**SUPPLIED ENTRIES:**
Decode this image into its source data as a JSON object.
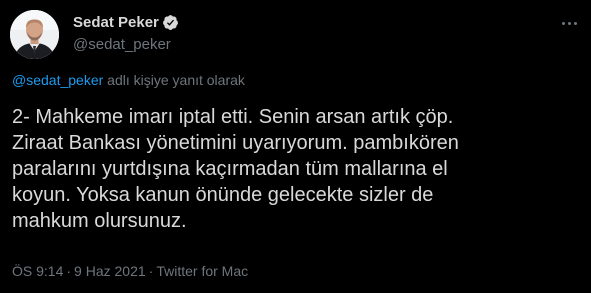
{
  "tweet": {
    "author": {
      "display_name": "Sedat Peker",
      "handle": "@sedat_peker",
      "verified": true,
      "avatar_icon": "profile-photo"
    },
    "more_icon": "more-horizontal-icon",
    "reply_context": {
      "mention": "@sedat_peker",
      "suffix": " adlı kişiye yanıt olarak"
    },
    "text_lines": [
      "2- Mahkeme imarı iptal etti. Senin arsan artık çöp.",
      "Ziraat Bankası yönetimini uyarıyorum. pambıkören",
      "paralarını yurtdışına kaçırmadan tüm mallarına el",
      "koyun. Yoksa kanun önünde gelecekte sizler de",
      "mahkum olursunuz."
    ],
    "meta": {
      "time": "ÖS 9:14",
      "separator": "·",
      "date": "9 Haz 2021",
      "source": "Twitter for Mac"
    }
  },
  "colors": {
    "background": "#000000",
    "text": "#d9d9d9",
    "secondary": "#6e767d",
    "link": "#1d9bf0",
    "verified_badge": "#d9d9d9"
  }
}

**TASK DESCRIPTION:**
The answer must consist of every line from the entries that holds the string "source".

**EXERCISE ANSWER:**
Decode this image into its source data as a JSON object.
      "source": "Twitter for Mac"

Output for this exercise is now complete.